*ABOUT THIS TASK*.
How many of the lines below include the word "data"? Only the number should be given.

== Segment start ==

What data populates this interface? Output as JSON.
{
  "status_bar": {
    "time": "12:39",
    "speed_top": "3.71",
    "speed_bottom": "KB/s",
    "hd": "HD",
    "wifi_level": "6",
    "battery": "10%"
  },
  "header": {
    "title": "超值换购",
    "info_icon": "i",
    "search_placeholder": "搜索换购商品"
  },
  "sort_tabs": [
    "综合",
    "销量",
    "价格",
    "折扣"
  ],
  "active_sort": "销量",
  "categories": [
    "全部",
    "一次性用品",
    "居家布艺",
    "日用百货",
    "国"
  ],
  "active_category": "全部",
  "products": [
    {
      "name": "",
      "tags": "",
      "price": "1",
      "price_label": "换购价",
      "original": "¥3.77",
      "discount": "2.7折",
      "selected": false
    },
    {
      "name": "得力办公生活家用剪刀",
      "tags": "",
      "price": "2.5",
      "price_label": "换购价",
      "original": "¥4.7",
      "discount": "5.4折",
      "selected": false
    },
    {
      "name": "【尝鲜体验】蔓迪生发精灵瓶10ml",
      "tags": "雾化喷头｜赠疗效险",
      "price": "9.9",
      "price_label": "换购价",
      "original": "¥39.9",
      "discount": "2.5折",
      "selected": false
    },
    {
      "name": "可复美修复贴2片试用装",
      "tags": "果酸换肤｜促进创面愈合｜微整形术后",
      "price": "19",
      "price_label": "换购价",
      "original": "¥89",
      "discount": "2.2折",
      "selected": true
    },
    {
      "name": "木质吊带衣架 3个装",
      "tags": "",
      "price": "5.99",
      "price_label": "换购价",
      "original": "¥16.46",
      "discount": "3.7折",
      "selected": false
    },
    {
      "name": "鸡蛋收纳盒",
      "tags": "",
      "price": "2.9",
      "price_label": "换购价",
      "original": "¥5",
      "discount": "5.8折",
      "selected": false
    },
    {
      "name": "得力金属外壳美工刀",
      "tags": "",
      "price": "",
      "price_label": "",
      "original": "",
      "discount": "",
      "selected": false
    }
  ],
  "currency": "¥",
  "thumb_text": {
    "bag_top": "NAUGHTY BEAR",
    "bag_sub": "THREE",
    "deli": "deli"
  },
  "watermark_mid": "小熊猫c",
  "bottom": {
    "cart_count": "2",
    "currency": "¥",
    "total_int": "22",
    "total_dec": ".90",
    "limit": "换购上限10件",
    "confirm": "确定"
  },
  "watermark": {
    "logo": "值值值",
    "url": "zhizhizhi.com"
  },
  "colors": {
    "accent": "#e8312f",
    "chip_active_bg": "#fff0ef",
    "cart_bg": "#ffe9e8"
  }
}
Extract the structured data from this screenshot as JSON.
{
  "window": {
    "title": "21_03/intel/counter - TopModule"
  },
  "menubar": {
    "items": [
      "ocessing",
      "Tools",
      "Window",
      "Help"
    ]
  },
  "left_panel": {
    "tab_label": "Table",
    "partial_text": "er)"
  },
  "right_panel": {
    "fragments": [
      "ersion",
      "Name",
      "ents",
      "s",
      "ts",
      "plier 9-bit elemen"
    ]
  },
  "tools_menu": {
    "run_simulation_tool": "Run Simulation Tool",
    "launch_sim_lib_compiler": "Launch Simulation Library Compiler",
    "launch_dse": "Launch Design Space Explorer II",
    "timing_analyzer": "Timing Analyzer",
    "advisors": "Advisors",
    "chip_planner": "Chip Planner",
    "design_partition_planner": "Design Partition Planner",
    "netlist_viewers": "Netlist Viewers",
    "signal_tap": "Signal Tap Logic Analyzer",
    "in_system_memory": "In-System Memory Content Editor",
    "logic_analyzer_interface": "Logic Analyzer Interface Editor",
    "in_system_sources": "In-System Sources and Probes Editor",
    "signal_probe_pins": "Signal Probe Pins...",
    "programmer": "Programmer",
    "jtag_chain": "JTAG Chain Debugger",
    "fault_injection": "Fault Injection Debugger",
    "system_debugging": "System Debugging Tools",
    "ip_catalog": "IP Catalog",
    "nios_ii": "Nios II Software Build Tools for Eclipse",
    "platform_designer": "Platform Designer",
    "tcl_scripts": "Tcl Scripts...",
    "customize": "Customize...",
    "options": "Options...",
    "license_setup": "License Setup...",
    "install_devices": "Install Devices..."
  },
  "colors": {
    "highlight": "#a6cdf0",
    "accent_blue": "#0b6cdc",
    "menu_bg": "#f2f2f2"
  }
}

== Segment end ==

*EXPECTED ANSWER*.
2